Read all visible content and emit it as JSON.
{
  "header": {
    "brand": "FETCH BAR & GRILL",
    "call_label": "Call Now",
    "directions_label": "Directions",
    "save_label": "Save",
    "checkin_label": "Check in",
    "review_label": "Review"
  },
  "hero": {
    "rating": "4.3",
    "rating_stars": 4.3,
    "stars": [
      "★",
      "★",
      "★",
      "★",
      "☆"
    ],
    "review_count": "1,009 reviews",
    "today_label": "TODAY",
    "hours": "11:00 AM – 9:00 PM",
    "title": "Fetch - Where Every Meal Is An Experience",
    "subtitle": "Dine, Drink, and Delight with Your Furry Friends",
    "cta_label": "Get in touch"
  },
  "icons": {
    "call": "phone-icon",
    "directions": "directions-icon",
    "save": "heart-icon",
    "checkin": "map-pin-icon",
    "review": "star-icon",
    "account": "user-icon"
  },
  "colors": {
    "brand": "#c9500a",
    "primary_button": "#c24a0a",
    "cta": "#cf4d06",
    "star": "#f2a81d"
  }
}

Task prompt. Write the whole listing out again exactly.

Result below.
Read all visible content and emit it as JSON.
{
  "header": {
    "brand": "FETCH BAR & GRILL",
    "call_label": "Call Now",
    "directions_label": "Directions",
    "save_label": "Save",
    "checkin_label": "Check in",
    "review_label": "Review"
  },
  "hero": {
    "rating": "4.3",
    "rating_stars": 4.3,
    "stars": [
      "★",
      "★",
      "★",
      "★",
      "☆"
    ],
    "review_count": "1,009 reviews",
    "today_label": "TODAY",
    "hours": "11:00 AM – 9:00 PM",
    "title": "Fetch - Where Every Meal Is An Experience",
    "subtitle": "Dine, Drink, and Delight with Your Furry Friends",
    "cta_label": "Get in touch"
  },
  "icons": {
    "call": "phone-icon",
    "directions": "directions-icon",
    "save": "heart-icon",
    "checkin": "map-pin-icon",
    "review": "star-icon",
    "account": "user-icon"
  },
  "colors": {
    "brand": "#c9500a",
    "primary_button": "#c24a0a",
    "cta": "#cf4d06",
    "star": "#f2a81d"
  }
}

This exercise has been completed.